Spatial Concepts: Elevation Changes
We all spend our days in a variety of indoor and outdoor spaces…our houses, places of work, stores, malls, churches, parks, highways, our gardens. Yet, most of us have a very limited vocabulary for talking about what makes some places amazing and others forgettable, if not outright unpleasant. How can we communicate about place better? How can we create better, more comfortable, more meaningful spaces?
Spatial concepts should be easily accessible. With the help of Sacajawea, Princess Louise and their friends in Design Land, we can compare their perceptions to real life occurrences in nature, in architecture, and in the built landscape to help us figure out what makes the best space. We’ll start this series with exploring the concept of elevation change.
Here’s Sacajawea….standing by herself in Design Land. But, standing on the saucer…an elevated plane…her whole perspective changes. Varying the plane alters our perspective of a space.
Look at my view of Sipi Falls in Eastern Uganda…and contemplate David’s view, standing on a rock outcropping higher up.
Think about how different planes, although visually connected, define the shopping mezzanine and the waiting area at Heathrow airport.
In the landscape ISD designed, consider how we differentiated the house, the dining room and the living room of this outdoor space with changes in elevation. The spaces are separated from the others by just one step. The transitions are comfortable, while accommodating the slope. Each space provides independant function, yet flows to the next gracefully.
Manipulating planes and vertical forms successfully, and creating meaningful spaces present challenges in the landscape because there’s always the context of what’s already there. The landscape is rarely a blank slate. Sites can be flat, can present elevation changes in multiple directions, or have hills in awkward locations.
Resolving elevation and sculpting the land successfully is one of the hallmarks of quality landscape design.
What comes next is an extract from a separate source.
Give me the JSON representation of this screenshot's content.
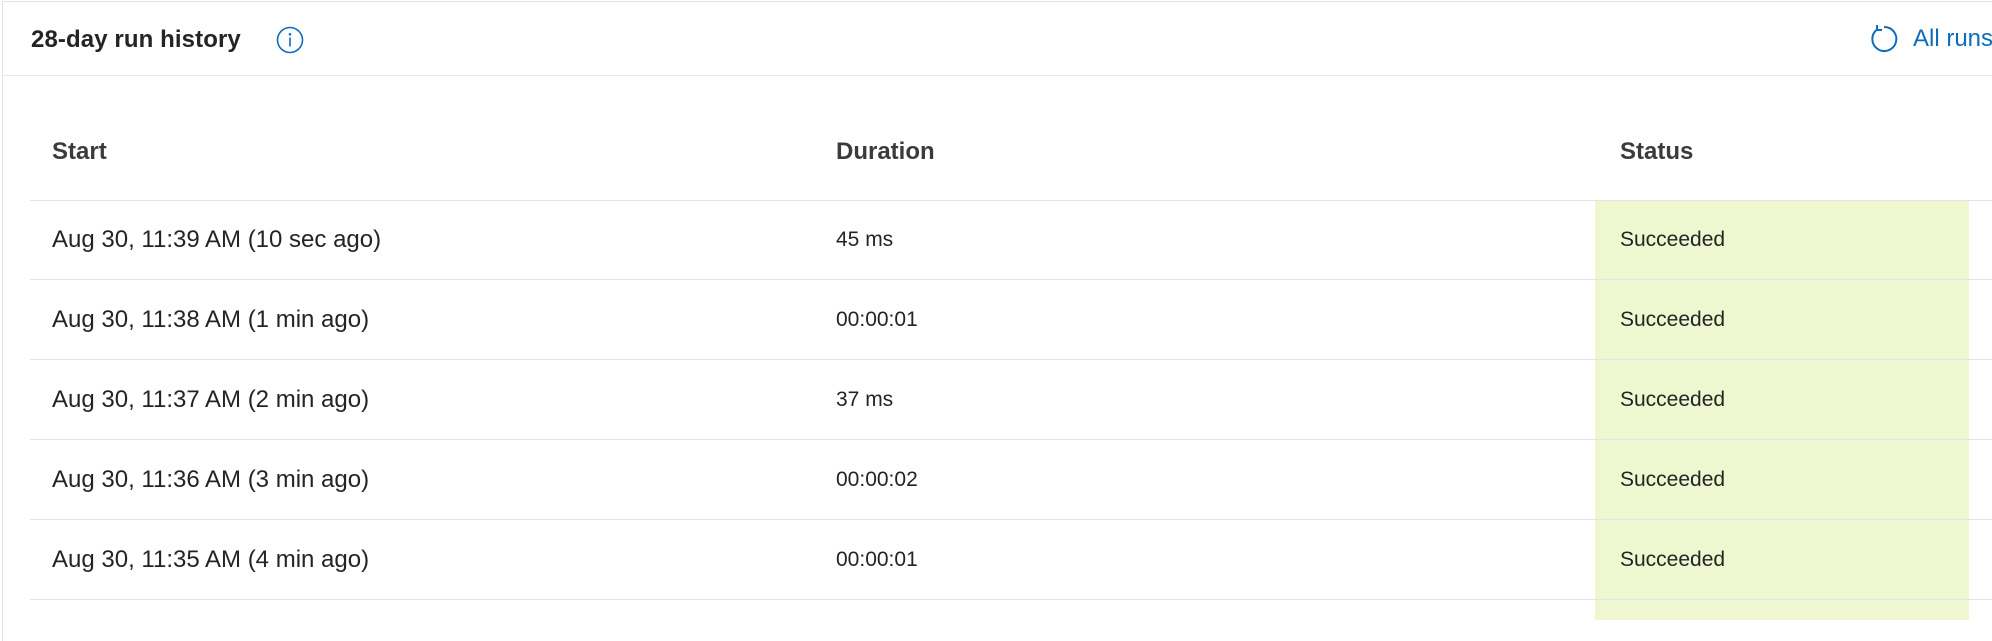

Working with talented designers (like us at Ivy Street Design) can take this potential challenge and create a space that feels like it is meant to be.